§ **SUPPLIED MATERIAL**
==============================

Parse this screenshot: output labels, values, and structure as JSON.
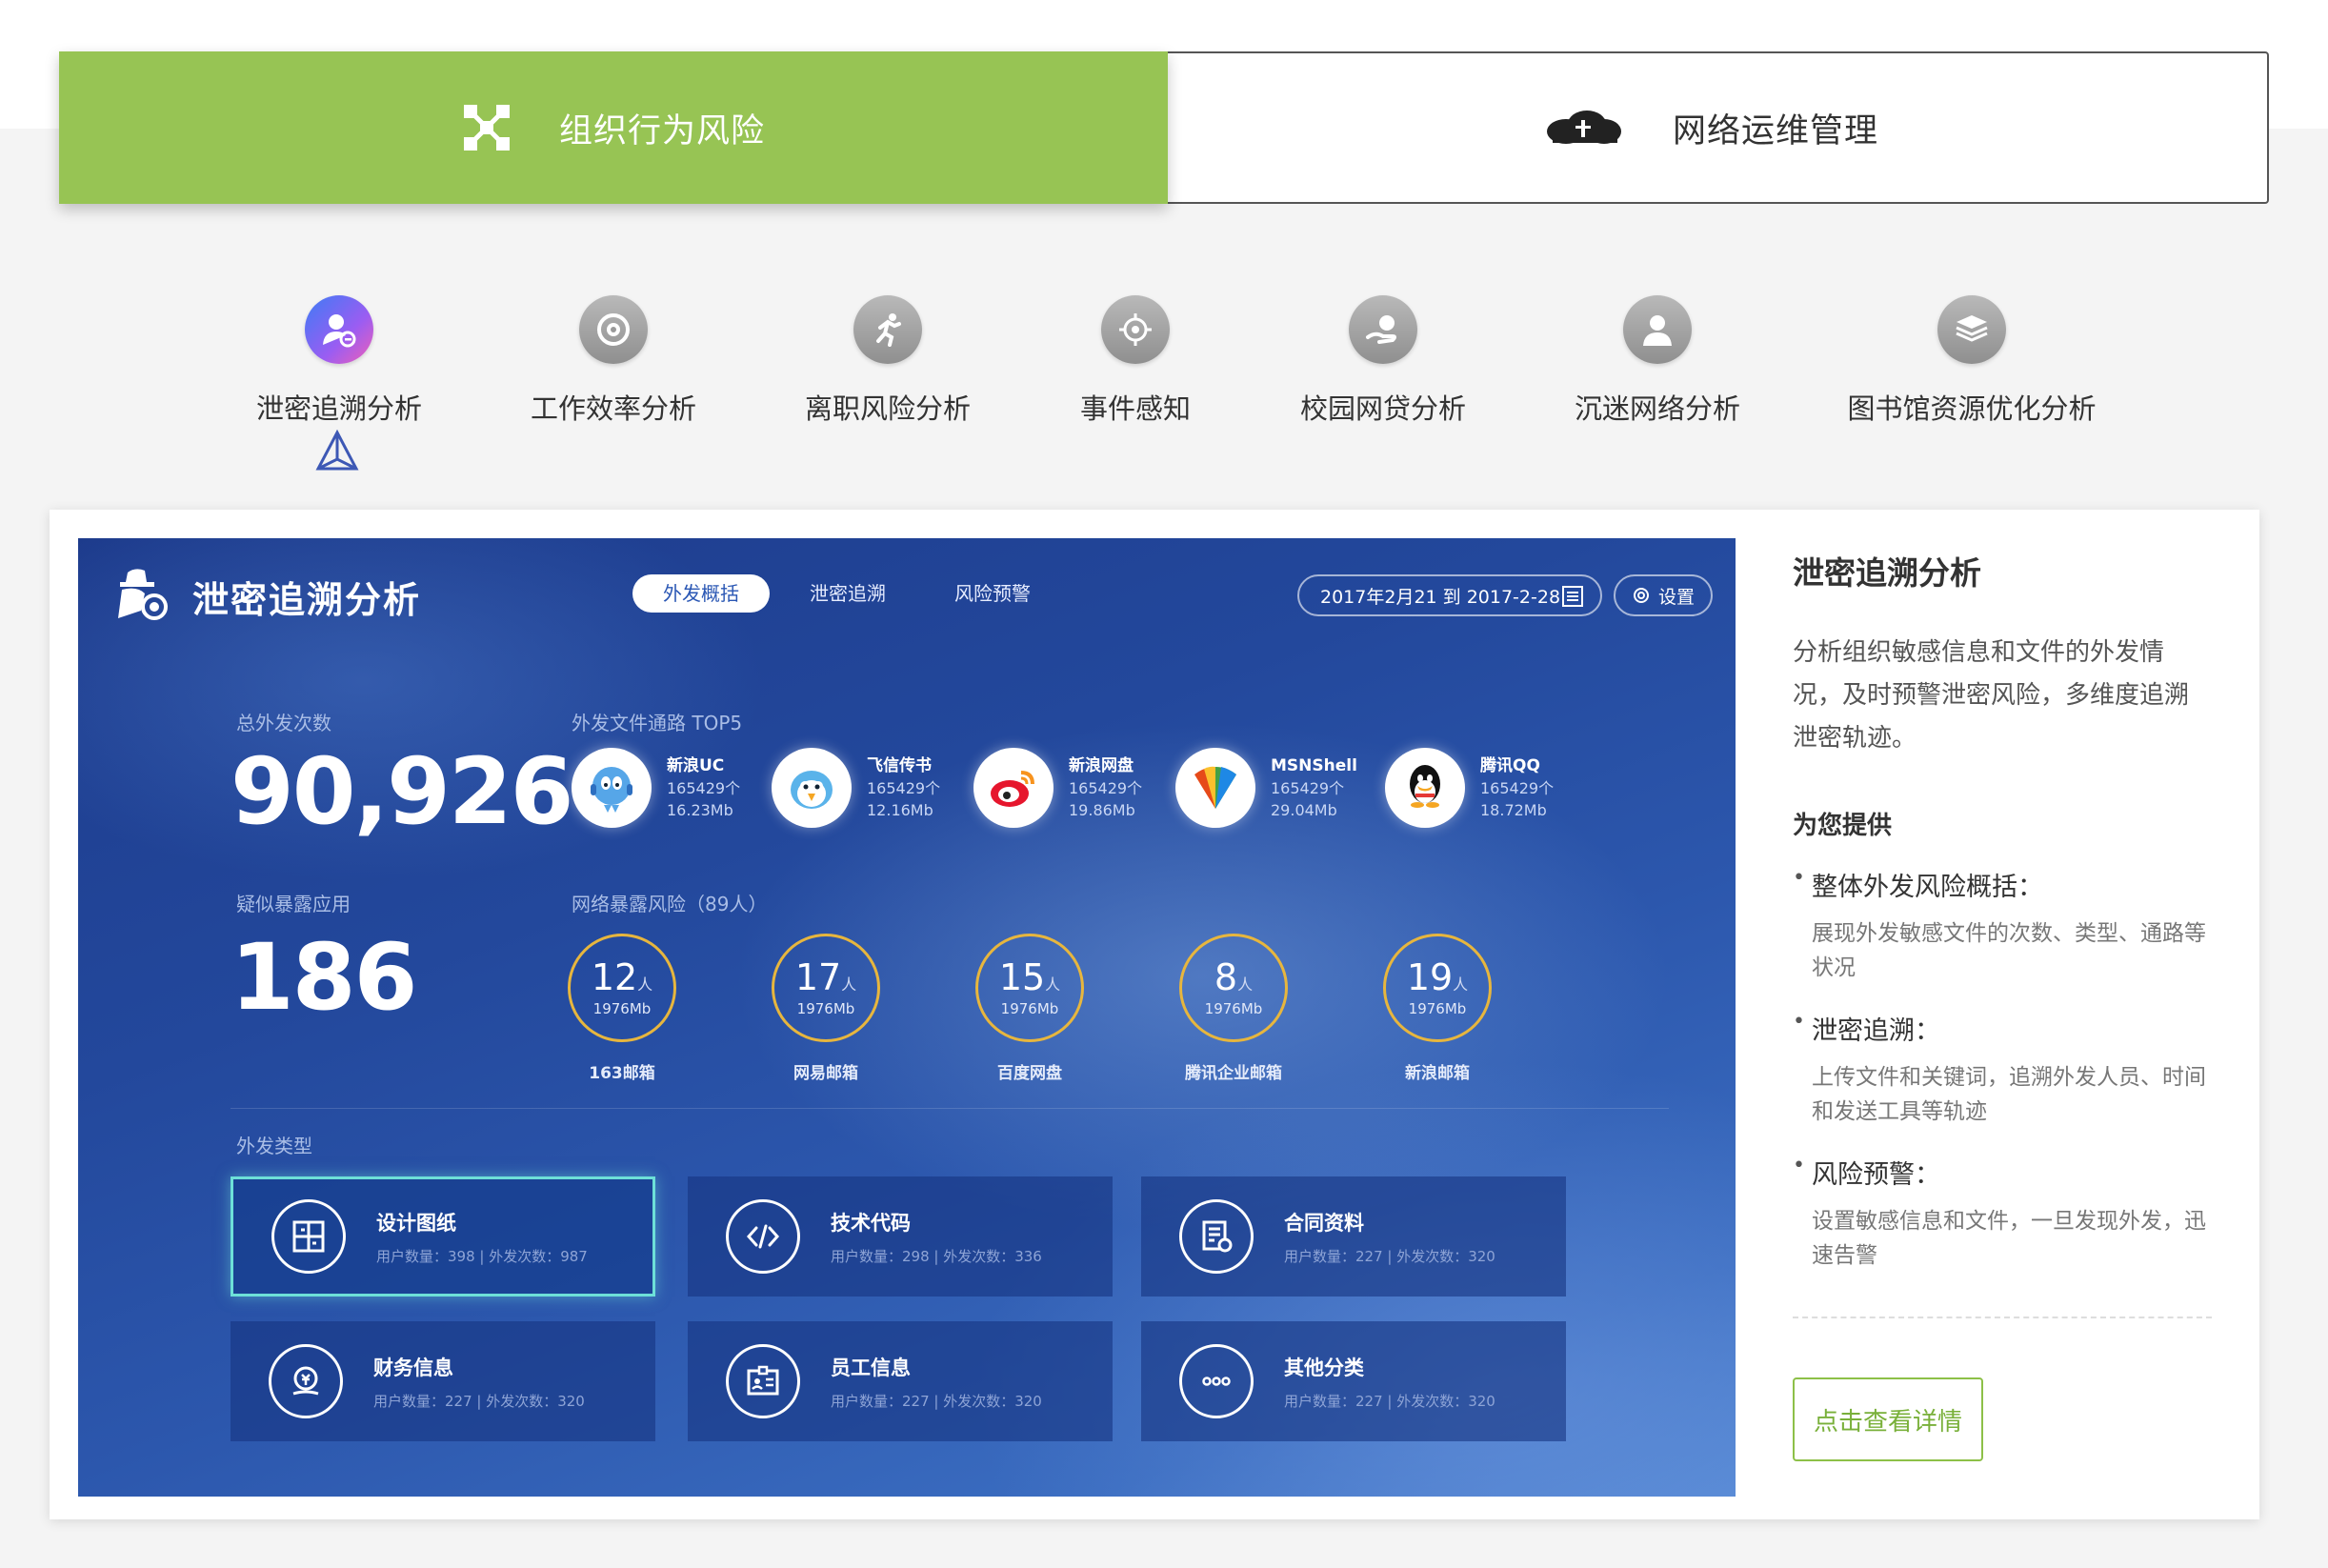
{
  "main_tabs": [
    {
      "label": "组织行为风险",
      "icon": "network-nodes-icon",
      "active": true
    },
    {
      "label": "网络运维管理",
      "icon": "cloud-icon",
      "active": false
    }
  ],
  "features": [
    {
      "label": "泄密追溯分析",
      "icon": "user-search-icon",
      "active": true
    },
    {
      "label": "工作效率分析",
      "icon": "clock-icon"
    },
    {
      "label": "离职风险分析",
      "icon": "running-person-icon"
    },
    {
      "label": "事件感知",
      "icon": "target-icon"
    },
    {
      "label": "校园网贷分析",
      "icon": "hand-coin-icon"
    },
    {
      "label": "沉迷网络分析",
      "icon": "user-icon"
    },
    {
      "label": "图书馆资源优化分析",
      "icon": "books-icon"
    }
  ],
  "dashboard": {
    "title": "泄密追溯分析",
    "tabs": [
      "外发概括",
      "泄密追溯",
      "风险预警"
    ],
    "date_range": "2017年2月21 到 2017-2-28",
    "settings_label": "设置",
    "total_label": "总外发次数",
    "total_value": "90,926",
    "channels_label": "外发文件通路 TOP5",
    "channels": [
      {
        "name": "新浪UC",
        "count": "165429个",
        "size": "16.23Mb",
        "icon": "sina-uc-icon"
      },
      {
        "name": "飞信传书",
        "count": "165429个",
        "size": "12.16Mb",
        "icon": "fetion-icon"
      },
      {
        "name": "新浪网盘",
        "count": "165429个",
        "size": "19.86Mb",
        "icon": "weibo-icon"
      },
      {
        "name": "MSNShell",
        "count": "165429个",
        "size": "29.04Mb",
        "icon": "msn-icon"
      },
      {
        "name": "腾讯QQ",
        "count": "165429个",
        "size": "18.72Mb",
        "icon": "qq-icon"
      }
    ],
    "suspect_label": "疑似暴露应用",
    "suspect_value": "186",
    "risk_label": "网络暴露风险（89人）",
    "risks": [
      {
        "count": "12",
        "unit": "人",
        "size": "1976Mb",
        "name": "163邮箱"
      },
      {
        "count": "17",
        "unit": "人",
        "size": "1976Mb",
        "name": "网易邮箱"
      },
      {
        "count": "15",
        "unit": "人",
        "size": "1976Mb",
        "name": "百度网盘"
      },
      {
        "count": "8",
        "unit": "人",
        "size": "1976Mb",
        "name": "腾讯企业邮箱"
      },
      {
        "count": "19",
        "unit": "人",
        "size": "1976Mb",
        "name": "新浪邮箱"
      }
    ],
    "types_label": "外发类型",
    "types": [
      {
        "name": "设计图纸",
        "stats": "用户数量：398  |  外发次数：987",
        "icon": "blueprint-icon",
        "active": true
      },
      {
        "name": "技术代码",
        "stats": "用户数量：298  |  外发次数：336",
        "icon": "code-icon"
      },
      {
        "name": "合同资料",
        "stats": "用户数量：227  |  外发次数：320",
        "icon": "contract-icon"
      },
      {
        "name": "财务信息",
        "stats": "用户数量：227  |  外发次数：320",
        "icon": "finance-icon"
      },
      {
        "name": "员工信息",
        "stats": "用户数量：227  |  外发次数：320",
        "icon": "id-card-icon"
      },
      {
        "name": "其他分类",
        "stats": "用户数量：227  |  外发次数：320",
        "icon": "more-icon"
      }
    ]
  },
  "side": {
    "title": "泄密追溯分析",
    "description": "分析组织敏感信息和文件的外发情况，及时预警泄密风险，多维度追溯泄密轨迹。",
    "provide_label": "为您提供",
    "features": [
      {
        "title": "整体外发风险概括：",
        "desc": "展现外发敏感文件的次数、类型、通路等状况"
      },
      {
        "title": "泄密追溯：",
        "desc": "上传文件和关键词，追溯外发人员、时间和发送工具等轨迹"
      },
      {
        "title": "风险预警：",
        "desc": "设置敏感信息和文件，一旦发现外发，迅速告警"
      }
    ],
    "detail_button": "点击查看详情"
  },
  "colors": {
    "accent_green": "#97c454",
    "ring_gold": "#e7b63e",
    "active_glow": "#6de0d8"
  }
}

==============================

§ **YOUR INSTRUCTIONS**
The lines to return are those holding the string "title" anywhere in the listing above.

§ **ANSWER FOR THIS EXERCISE**
    "title": "泄密追溯分析",
    "title": "泄密追溯分析",
        "title": "整体外发风险概括：",
        "title": "泄密追溯：",
        "title": "风险预警：",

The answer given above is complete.